24 April 2005

Brooks

David Brooks is the guy who coined the metaphor of Red States and Blue States. He's now a columnist for the New York Times, turns up on TV news commentary shows all of the time, and is well known as the conservative pundit who knows how to talk to the left.

The lefty blogosphere hates him.

We hate him because he has a knack for somehow sounding reasonable, thoughtful, and concilliatory when in fact, if you take a minute and walk through his reasoning carefully, you see that his comments are full of poison. And blogs' link-quote-and-comment style was just made for catching Brooks' trickery. Busy Busy Busy's format of snarky one-sentence summaries of pundits' essays does a good job of revealing this; they hit almost every column Brooks does.

At this point, I assume that if Brooks says something, there's some nasty trap for the left lurking inside of it. If I don't see the trap, I expect that it will be just that much nastier when I finally figure it out.

His latest column is a masterpiece of his technique.
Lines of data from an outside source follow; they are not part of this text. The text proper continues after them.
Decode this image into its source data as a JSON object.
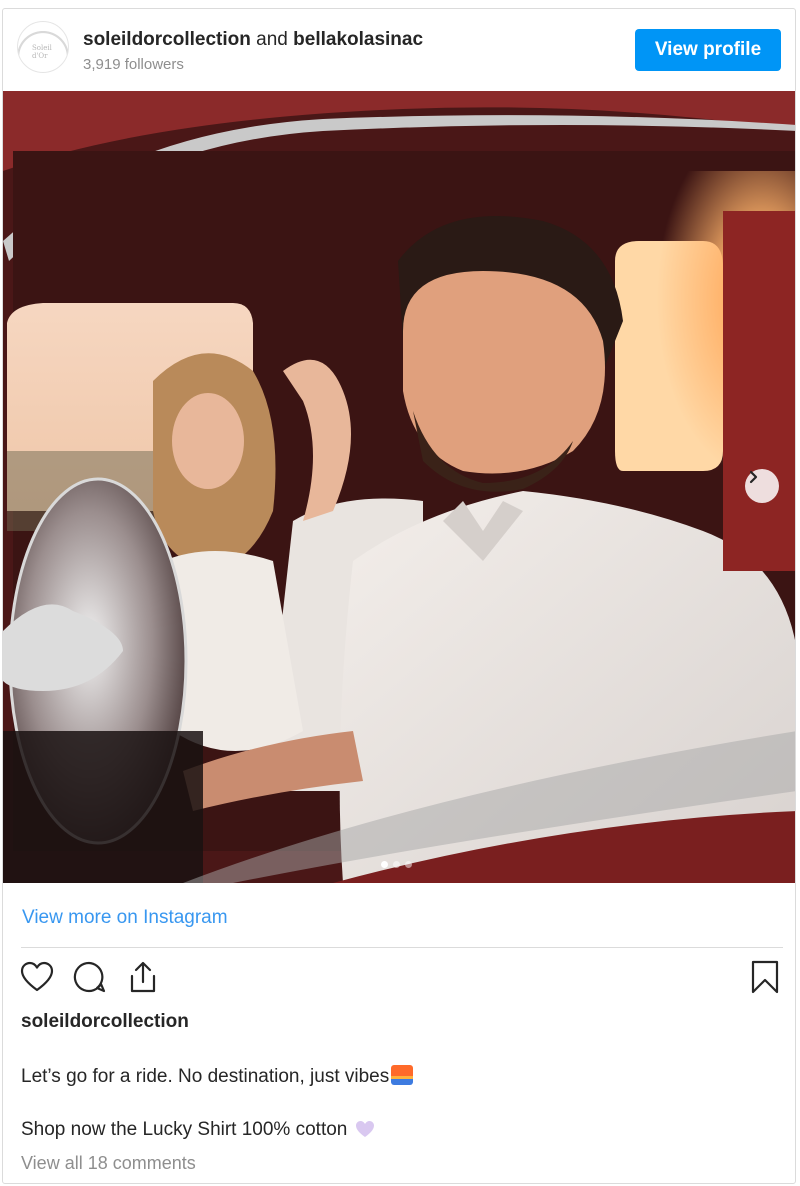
{
  "header": {
    "account_primary": "soleildorcollection",
    "connector": "and",
    "account_secondary": "bellakolasinac",
    "followers": "3,919 followers",
    "avatar_text": "Soleil d'Or",
    "view_profile_label": "View profile"
  },
  "photo": {
    "slide_count": 3,
    "active_slide": 1
  },
  "post": {
    "view_more_label": "View more on Instagram",
    "owner": "soleildorcollection",
    "caption_line1": "Let’s go for a ride. No destination, just vibes",
    "caption_line2": "Shop now the Lucky Shirt 100% cotton",
    "comments_label": "View all 18 comments"
  },
  "icons": {
    "like": "heart-icon",
    "comment": "comment-icon",
    "share": "share-icon",
    "save": "bookmark-icon",
    "next": "chevron-right-icon"
  },
  "colors": {
    "accent": "#0095f6",
    "link": "#3897f0",
    "muted": "#8e8e8e"
  }
}
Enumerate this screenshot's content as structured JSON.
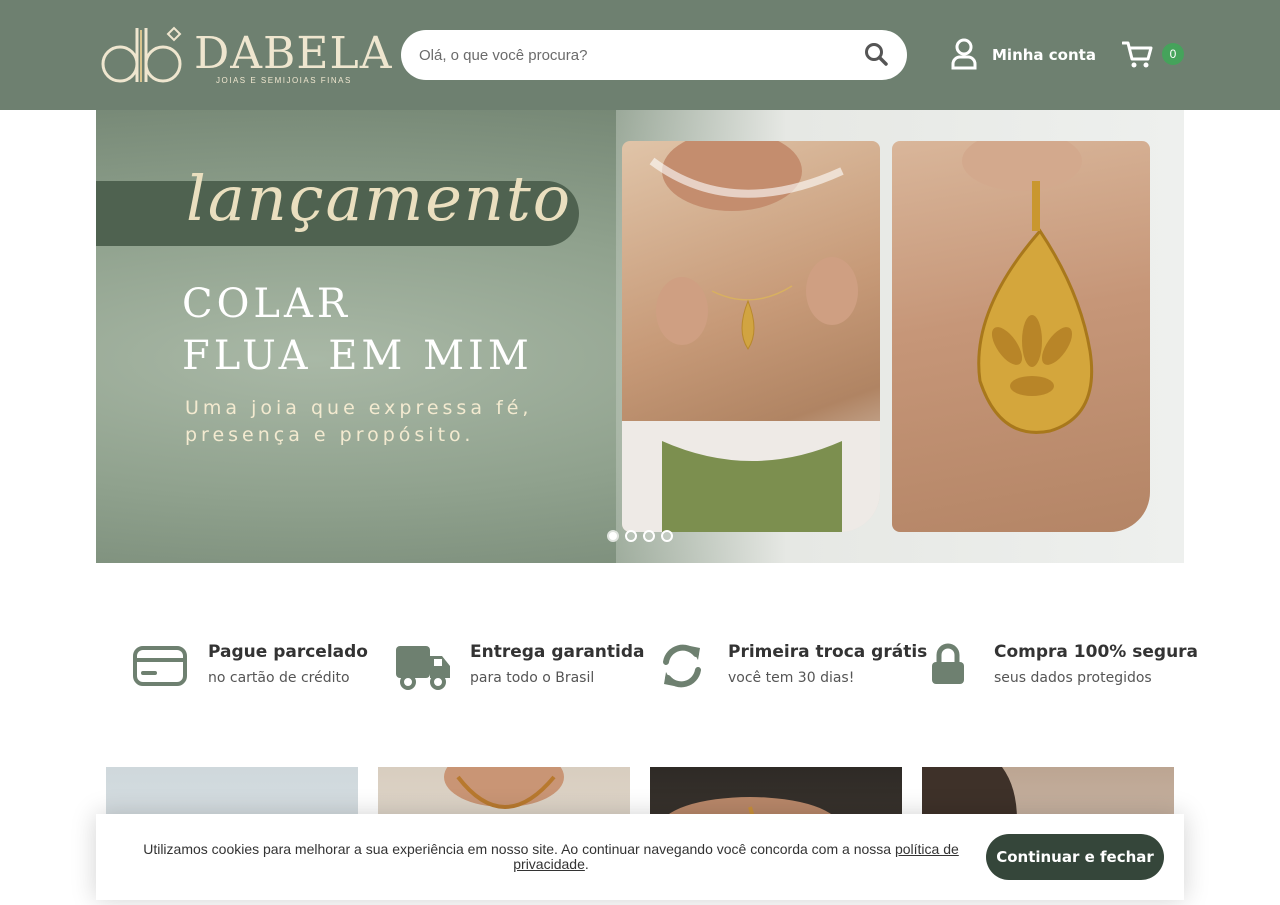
{
  "header": {
    "logo_monogram": "db",
    "brand": "DABELA",
    "tagline": "JOIAS E SEMIJOIAS FINAS",
    "search_placeholder": "Olá, o que você procura?",
    "account_label": "Minha conta",
    "cart_count": "0",
    "background_color": "#6e8070"
  },
  "banner": {
    "script_title": "lançamento",
    "headline_line1": "COLAR",
    "headline_line2": "FLUA EM MIM",
    "subtitle_line1": "Uma joia que expressa fé,",
    "subtitle_line2": "presença e propósito.",
    "slide_count": 4,
    "active_slide": 1
  },
  "features": [
    {
      "icon": "credit-card-icon",
      "title": "Pague parcelado",
      "desc": "no cartão de crédito"
    },
    {
      "icon": "truck-icon",
      "title": "Entrega garantida",
      "desc": "para todo o Brasil"
    },
    {
      "icon": "refresh-icon",
      "title": "Primeira troca grátis",
      "desc": "você tem 30 dias!"
    },
    {
      "icon": "lock-icon",
      "title": "Compra 100% segura",
      "desc": "seus dados protegidos"
    }
  ],
  "cookie": {
    "text": "Utilizamos cookies para melhorar a sua experiência em nosso site. Ao continuar navegando você concorda com a nossa ",
    "link_text": "política de privacidade",
    "suffix": ".",
    "button_label": "Continuar e fechar"
  },
  "colors": {
    "accent_dark": "#35463a",
    "icon_color": "#6e8070",
    "badge": "#45a35b"
  }
}
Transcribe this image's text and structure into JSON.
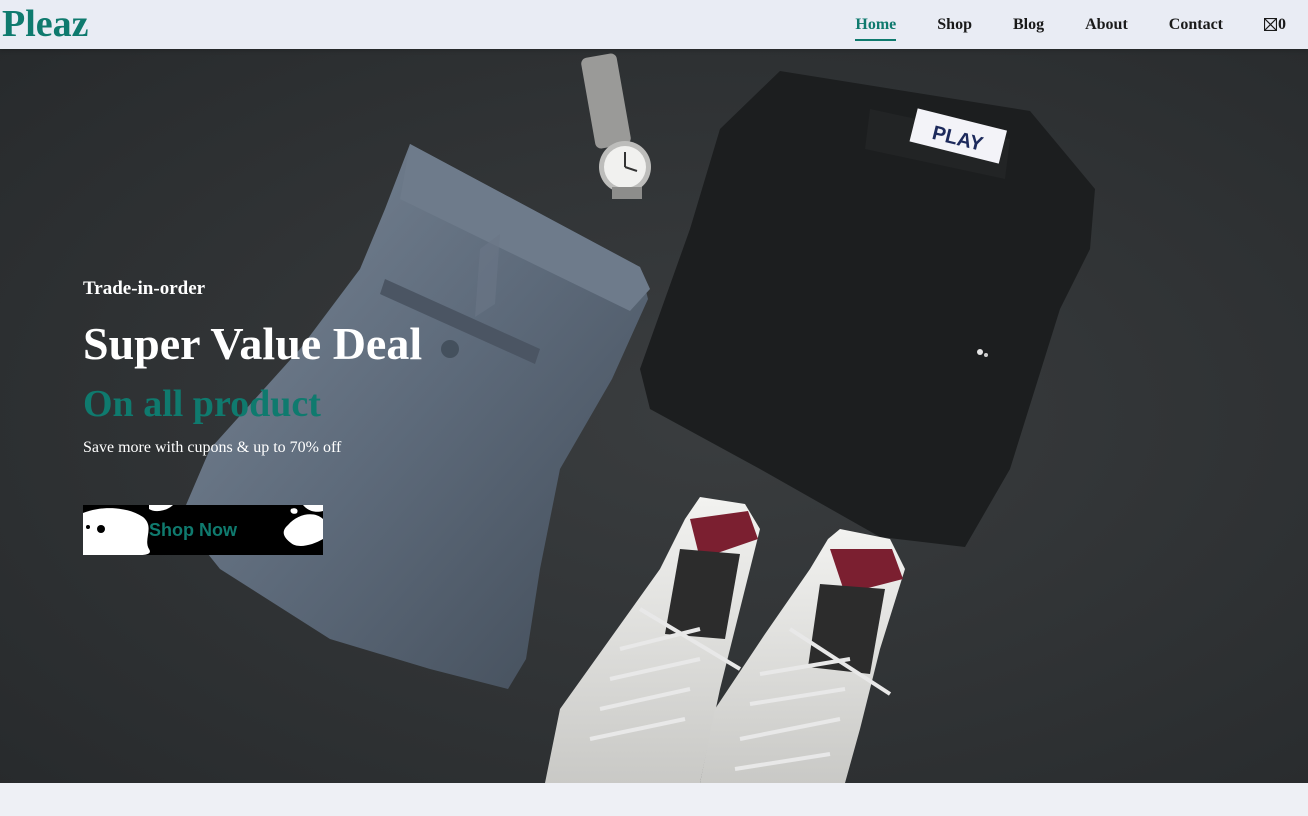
{
  "header": {
    "logo": "Pleaz",
    "nav": [
      {
        "label": "Home",
        "active": true
      },
      {
        "label": "Shop",
        "active": false
      },
      {
        "label": "Blog",
        "active": false
      },
      {
        "label": "About",
        "active": false
      },
      {
        "label": "Contact",
        "active": false
      }
    ],
    "cart_count": "0",
    "cart_icon": "shopping-bag-icon"
  },
  "hero": {
    "kicker": "Trade-in-order",
    "headline": "Super Value Deal",
    "subheadline": "On all product",
    "description": "Save more with cupons & up to 70% off",
    "button_label": "Shop Now",
    "tshirt_label": "PLAY"
  },
  "colors": {
    "brand": "#0f7a6e",
    "nav_background": "#e9ecf4",
    "hero_background": "#2f3234",
    "page_background": "#eef0f5"
  }
}
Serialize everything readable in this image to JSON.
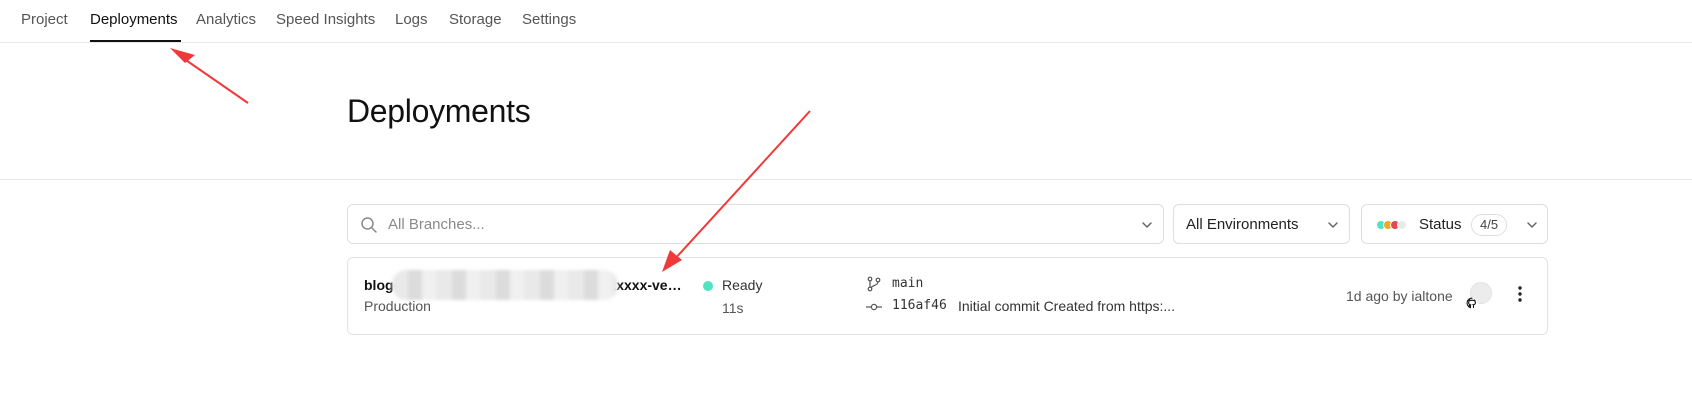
{
  "nav": {
    "tabs": [
      {
        "label": "Project"
      },
      {
        "label": "Deployments"
      },
      {
        "label": "Analytics"
      },
      {
        "label": "Speed Insights"
      },
      {
        "label": "Logs"
      },
      {
        "label": "Storage"
      },
      {
        "label": "Settings"
      }
    ],
    "active_tab": "Deployments"
  },
  "page": {
    "title": "Deployments"
  },
  "filters": {
    "search_placeholder": "All Branches...",
    "environment_label": "All Environments",
    "status_label": "Status",
    "status_count": "4/5",
    "status_dot_colors": [
      "#50e3c2",
      "#f5a623",
      "#e5484d",
      "#eaeaea"
    ]
  },
  "deployment": {
    "url": "blog-xxxxxxxxxxxxxxxxxxxxxxxxxxxxxxxx-vercel.app",
    "environment": "Production",
    "status": "Ready",
    "status_color": "#50e3c2",
    "duration": "11s",
    "branch": "main",
    "commit_hash": "116af46",
    "commit_message": "Initial commit Created from https:...",
    "meta": "1d ago by ialtone"
  },
  "icons": [
    "search-icon",
    "chevron-down-icon",
    "git-branch-icon",
    "git-commit-icon",
    "github-icon",
    "more-vertical-icon"
  ],
  "annotation_color": "#f03a3a"
}
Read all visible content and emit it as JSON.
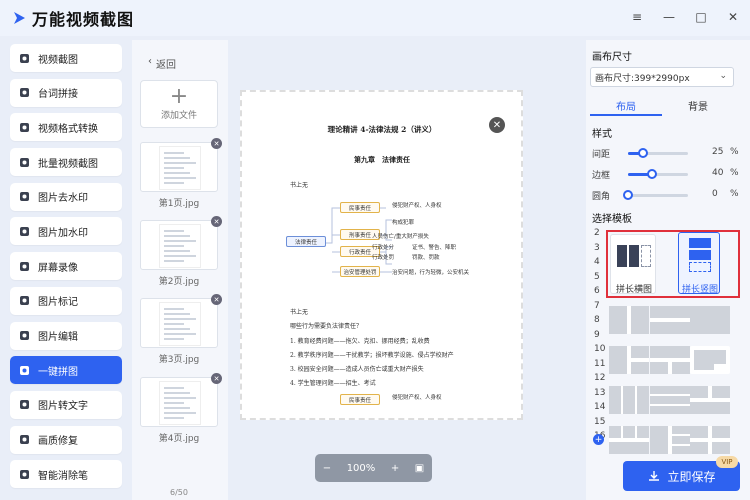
{
  "app": {
    "title": "万能视频截图"
  },
  "window_controls": [
    "≡",
    "—",
    "□",
    "✕"
  ],
  "sidebar": {
    "items": [
      {
        "label": "视频截图",
        "icon": "video-capture-icon"
      },
      {
        "label": "台词拼接",
        "icon": "caption-stitch-icon"
      },
      {
        "label": "视频格式转换",
        "icon": "format-convert-icon"
      },
      {
        "label": "批量视频截图",
        "icon": "batch-capture-icon"
      },
      {
        "label": "图片去水印",
        "icon": "remove-watermark-icon"
      },
      {
        "label": "图片加水印",
        "icon": "add-watermark-icon"
      },
      {
        "label": "屏幕录像",
        "icon": "screen-record-icon"
      },
      {
        "label": "图片标记",
        "icon": "image-mark-icon"
      },
      {
        "label": "图片编辑",
        "icon": "image-edit-icon"
      },
      {
        "label": "一键拼图",
        "icon": "collage-icon",
        "active": true
      },
      {
        "label": "图片转文字",
        "icon": "image-to-text-icon"
      },
      {
        "label": "画质修复",
        "icon": "quality-repair-icon"
      },
      {
        "label": "智能消除笔",
        "icon": "smart-eraser-icon"
      }
    ]
  },
  "files": {
    "back_label": "返回",
    "add_label": "添加文件",
    "thumbs": [
      "第1页.jpg",
      "第2页.jpg",
      "第3页.jpg",
      "第4页.jpg"
    ],
    "page_count": "6/50"
  },
  "document": {
    "title": "理论精讲 4-法律法规 2（讲义）",
    "chapter": "第九章　法律责任",
    "sub": "书上无",
    "root": "法律责任",
    "nodes": [
      "民事责任",
      "刑事责任",
      "行政责任",
      "治安管理处罚"
    ],
    "leaves": [
      "侵犯财产权、人身权",
      "构成犯罪",
      "人员伤亡/重大财产损失",
      "行政处分",
      "证书、警告、降职",
      "行政处罚",
      "罚款、罚款",
      "治安问题，行为轻微，公安机关"
    ],
    "sub2": "书上无",
    "question": "哪些行为需要负法律责任？",
    "lines": [
      "1. 教育经费问题——拖欠、克扣、挪用经费；乱收费",
      "2. 教学秩序问题——干扰教学；损坏教学设施、侵占学校财产",
      "3. 校园安全问题——造成人员伤亡或重大财产损失",
      "4. 学生管理问题——招生、考试"
    ],
    "node_bottom": "民事责任",
    "leaf_bottom": "侵犯财产权、人身权"
  },
  "zoom": {
    "level": "100%",
    "minus": "−",
    "plus": "+"
  },
  "right": {
    "canvas_size_title": "画布尺寸",
    "canvas_size_value": "画布尺寸:399*2990px",
    "tabs": [
      "布局",
      "背景"
    ],
    "style_title": "样式",
    "sliders": [
      {
        "label": "间距",
        "value": "25",
        "unit": "%",
        "ratio": 0.25
      },
      {
        "label": "边框",
        "value": "40",
        "unit": "%",
        "ratio": 0.4
      },
      {
        "label": "圆角",
        "value": "0",
        "unit": "%",
        "ratio": 0
      }
    ],
    "template_title": "选择模板",
    "numbers": [
      "2",
      "3",
      "4",
      "5",
      "6",
      "7",
      "8",
      "9",
      "10",
      "11",
      "12",
      "13",
      "14",
      "15",
      "16"
    ],
    "templates": [
      {
        "label": "拼长横图"
      },
      {
        "label": "拼长竖图",
        "selected": true
      }
    ],
    "save_label": "立即保存",
    "vip_label": "VIP"
  },
  "colors": {
    "accent": "#2e62f0",
    "highlight": "#e0303b"
  }
}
Justice Harry Blackmun did more inadvertent damage to our democracy than any other 20th-century American. When he and his Supreme Court colleagues issued the Roe vs. Wade decision, they set off a cycle of political viciousness and counter-viciousness .... it took the abortion issue out of the legislatures and put it into the courts. If it had remained in the legislatures, we would have seen a series of state-by-state compromises reflecting the views of the centrist majority that's always existed on this issue. These legislative compromises wouldn't have pleased everyone, but would have been regarded as legitimate.
....
Religious conservatives became alienated from their own government, feeling that their democratic rights had been usurped by robed elitists. Liberals lost touch with working-class Americans because they never had to have a conversation about values with those voters; they could just rely on the courts to impose their views. The parties polarized as they each became dominated by absolutist activists.
....
activists focused their attention on judicial nominations
....
Every few years another civilizing custom is breached. Over the past four years Democrats have resorted to the filibuster again and again to prevent votes on judicial nominees
....
Republicans now threaten to change the Senate rules and end the filibuster on judicial nominees
....
Harry Blackmun and his colleagues suppressed that democratic abortion debate the nation needs to have. The poisons have been building ever since.

It's an argument I've heard before, and I really do recommend reading Brooks' telling of it. It parallels what a lot of smart pro-choice lefties have said about how Roe stands on rocky legal footing, and therefore didn't decisively resolve the debate or the legality of abortion, resulting in a whole host of problems. His column could take you in ... especially if you haven't learned to smell a rat whenever conservatives try to trick you into thinking that the rancor of our current political rhetorical climate has its roots somewhere other than on the right. Or you haven't noticed that conservatives' rhetoric about "judicial activism" has an evil smell. But it's pernicious nonsense, and the lefty blogosphere has risen up as one body to tell you so. Here I am, for example.

It's worth reading the column just so you can properly appreciate the lefty blogosphere's response. Busy Busy Busy makes an offering and indexes links to lefty responses for your convenience. I imprinted on the Rude Pundit's rant on the subject because I read it first. But whatever you do, do not miss Michael Bérubé hitting a home run with the help of some judicious text search-and-replace.

1 comment:

Kate aka Mom said...

Read this today and thought you might be interested.

This sums up the Talabangelists. You won't believe who said it:

"On religious issues there can be little or no compromise. There is no position on which people are so immovable as their religious beliefs. There is no more powerful ally one can claim in a debate than Jesus Christ, or God, or Allah, or whatever one calls this supreme being. But like any powerful weapon, the use of God's name on one's behalf should be used sparingly.

The religious factions that are growing throughout our land are not using their religious clout with wisdom. They are trying to force government leaders into following their position 100 percent. If you disagree with these religious groups on a particular moral issue, they complain, they threaten you with a loss of money or votes or both.

I'm frankly sick and tired of the political preachers across this country telling me as a citizen that if I want to be a moral person, I must believe in 'A,' 'B,' 'C,' and 'D.' Just who do they think they are? And from where do they presume to claim the right to dictate their moral beliefs to me? And I am even more angry as a legislator who must endure the threats of every religious group who thinks it has some God-granted right to control my vote on every roll call in the Senate. I am warning them today: I will fight them every step of the way if they try to dictate their moral convictions to all Americans in the name of 'conservatism.'"

Brace yourself....it was said in 1981 by Barry Goldwater!